LONDONDERRY, Northern Ireland (Reuters) - One former British soldier will be prosecuted for two murders in the “Bloody Sunday” killings of 13 unarmed Catholic civil rights marchers in Londonderry by British paratroopers in 1972 - one of the most notorious incidents of the Northern Ireland conflict.
The evidence was insufficient to charge 16 other former soldiers, Northern Ireland’s Public Prosecution Service said on Thursday.
Soldiers from the elite Parachute Regiment opened fire on Sunday, Jan. 30, 1972, during an unauthorised march in the Bogside, a nationalist area of Londonderry. They killed 13 people and wounded 14 others, one of whom died later.
A judicial inquiry into the events of Bloody Sunday, which took place at the height of Northern Ireland’s 30-year sectarian conflict, said in 2010 the victims were innocent and had posed no threat to the military.

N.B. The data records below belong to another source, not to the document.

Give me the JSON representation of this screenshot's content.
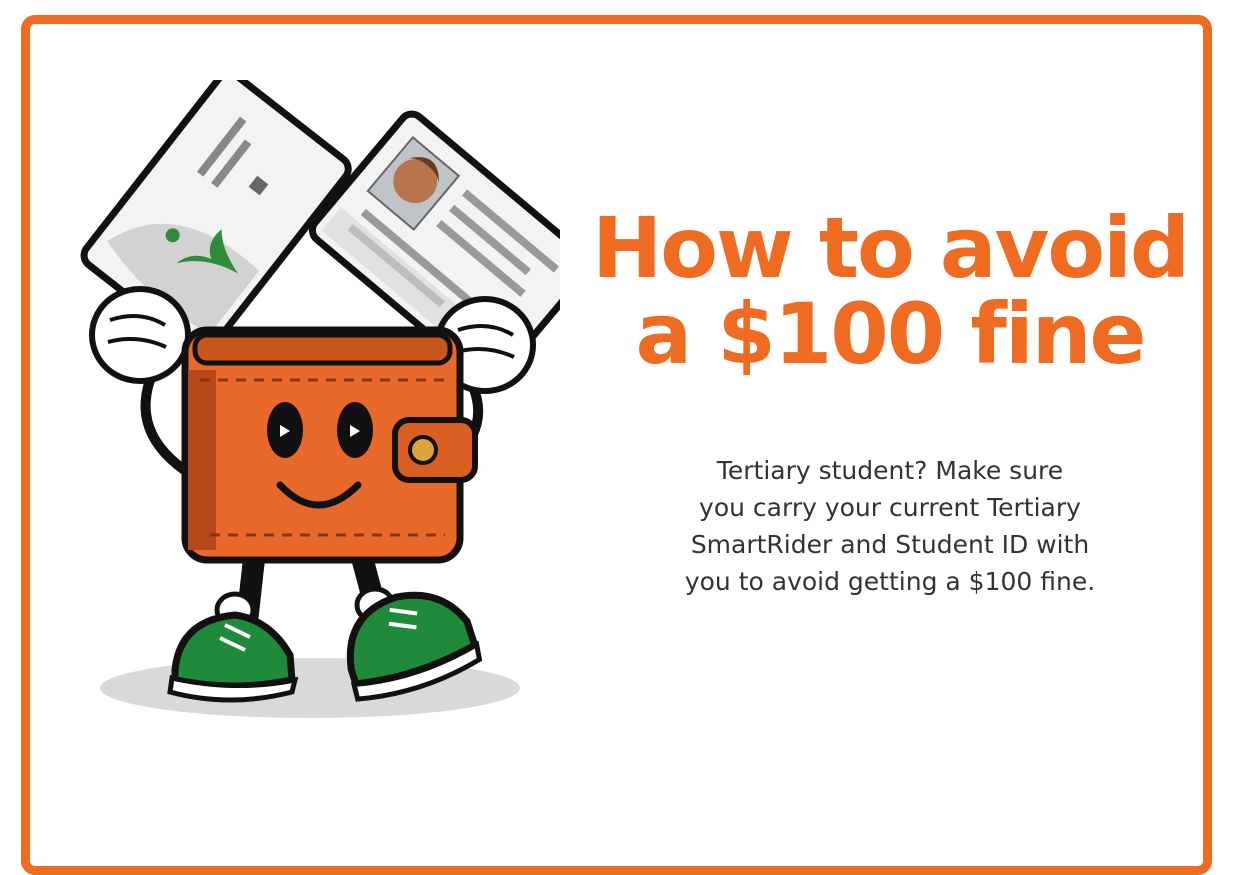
{
  "headline": {
    "line1": "How to avoid",
    "line2": "a $100 fine"
  },
  "body": {
    "line1": "Tertiary student? Make sure",
    "line2": "you carry your current Tertiary",
    "line3": "SmartRider and Student ID with",
    "line4": "you to avoid getting a $100 fine."
  },
  "illustration": {
    "subject": "wallet-mascot",
    "props": [
      "smartrider-card-icon",
      "student-id-card-icon"
    ]
  },
  "colors": {
    "accent": "#ef6b22",
    "wallet": "#e8692a",
    "sneaker": "#1f8a3a",
    "logo_green": "#2e8b3a",
    "body_text": "#333333"
  }
}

It was the worst single shooting incident of “The Troubles”, although several bomb attacks by rival militant groups claimed higher death tolls, and Thursday’s decision reignites the controversy.

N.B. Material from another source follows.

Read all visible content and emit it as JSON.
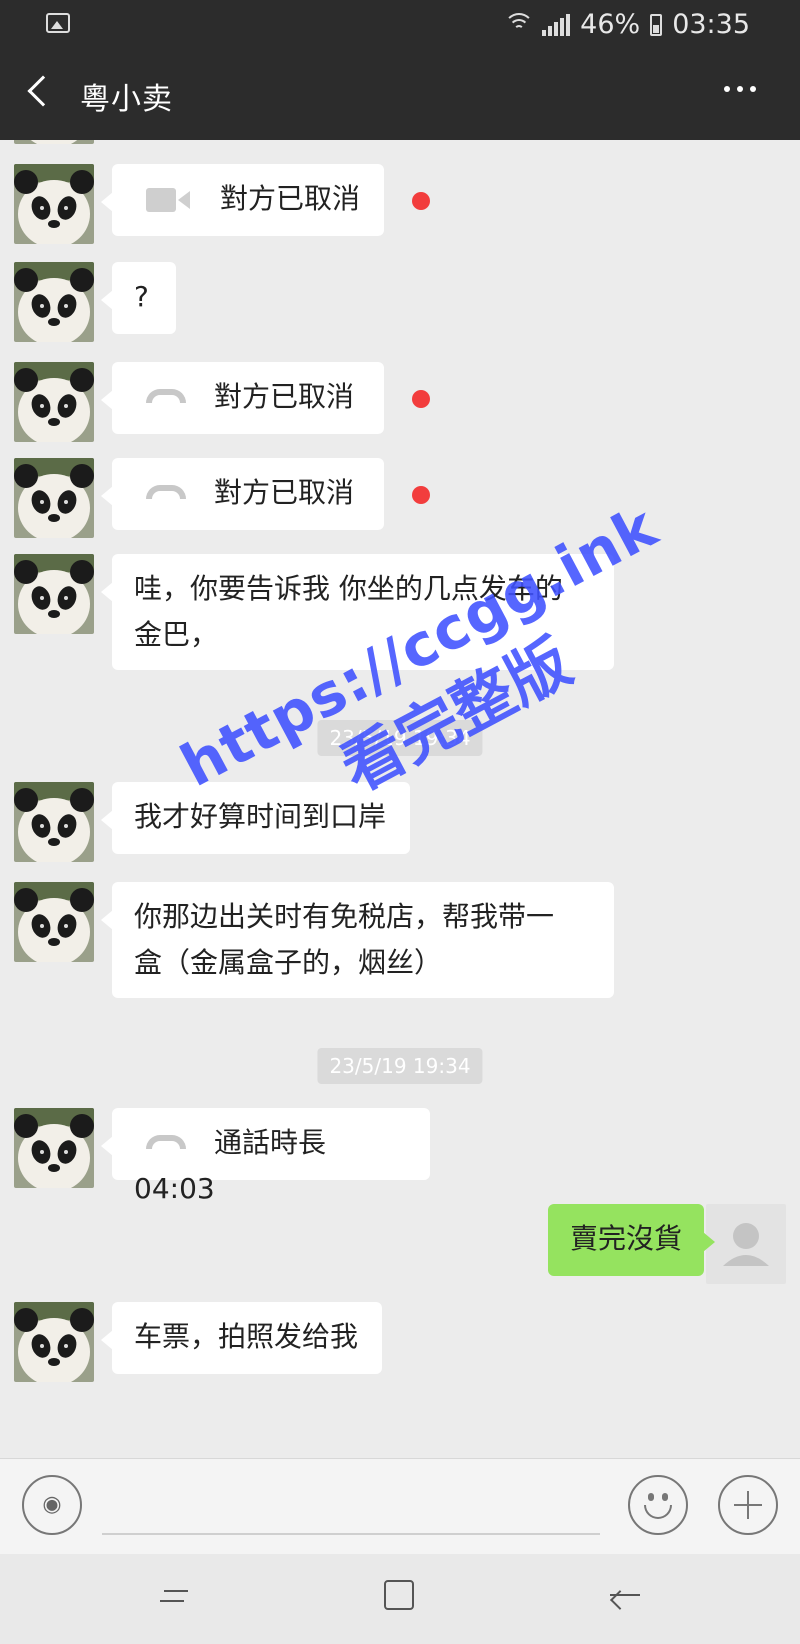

The prosecutor announced on Thursday that there was sufficient evidence to prosecute “Soldier F” for the murder of James Wray and William McKinney and for the attempted murders of Joseph Friel, Michael Quinn, Joe Mahon and Patrick O’Donnell.
But “in respect of the other 18 suspects, including 16 former soldiers and two alleged Official IRA members, it has been concluded that the available evidence is insufficient to provide a reasonable prospect of conviction,” a prosecutor’s statement said.
Victim’s families said they were disappointed by the decision. Their lawyers said they would challenge in the High Court any prosecutorial decision that did not withstand scrutiny.
“We would like to remind everyone that no prosecution or if it comes to it no conviction does not mean not guilty, it does not mean that no crime was committed, it does not mean that those soldiers acted in a dignified and appropriate way,” Mickey McKinney, brother to one of the victims, told a news conference.
Before a prosecutor’s service briefing at a Londonderry hotel, the families marched from the Bogside and sang civil rights anthem “We Shall Overcome”.
Linda Nash, the brother of William Nash, a 19-year-old killed on the day, was tearful when she emerged from the hotel. Veteran civil rights campaigner Eamonn McCann’s hands shook as he comforted her.
Director of Public Prosecutions for Northern Ireland, Stephen Herron said he was conscious relatives faced an “extremely difficult day.”
“However, much of the material which was available for consideration by the Inquiry is not admissible in criminal proceedings, due to strict rules of evidence that apply,” he said.
The British government said it would provide full legal support to the soldier who will face prosecution. No other details were released by prosecutors of the identity of the man, who would be at least in his 60s.
“The welfare of our former service personnel is of the utmost importance,” Defence Minister Gavin Williamson said in a statement. “Our serving and former personnel cannot live in constant fear of prosecution.”
Irish Foreign Minister Simon Coveney said it was important that no one said anything to prejudice the process following Thursday’s decision, adding that his thoughts were with all of the families.
The Saville Report, which was published in 2010 after a 12-year inquiry by High Court Judge Lord Saville, reversed the findings of a hastily-convened inquiry from 1972 by another judge, Lord Widgery, who concluded the soldiers only fired after being fired upon.
The Bloody Sunday killings caused widespread anger at the time - not least in the United States, where support for the Irish Republican cause runs high - and nearly 50 years later the incident remains highly emotive.
Supporters of the paratroopers say they were acting under extremely confused and stressful conditions, and it is unfair to pursue them so long after the event when many suspected Irish Republican Army (IRA) bombers and gunmen have been told they will no longer face arrest under the 1998 peace accords.
Victims’ families and other voices say they must nonetheless be held to account for their actions.
The Saville Report said the paratroopers opened fire without warning and that none of the casualties has posed a threat.
The 1998 Good Friday Agreement brought a close to a conflict in which about 3,500 people were killed. British troops subsequently withdrew from the province, but tensions still persist and a car bomb exploded outside Londonderry’s main courthouse in January. No one was injured.
The decision to prosecute came a week after Britain’s minister for Northern Ireland, Karen Bradley, was forced to apologise for saying that killings by British soldiers and police were “not crimes”.
Sinn Fein, the former political wing of the IRA who are now the largest nationalist party in the province, said they shared the families’ disappointment and “sense of incredulity” at the decision.
“The decision to prosecute just one ex-soldier does not change the fact that Bloody Sunday was a massacre of innocents,” Sinn Fein’s Northern Ireland leader Michelle O’Neill said in a statement.
Writing by Graham Fahy, Editing by Angus MacSwan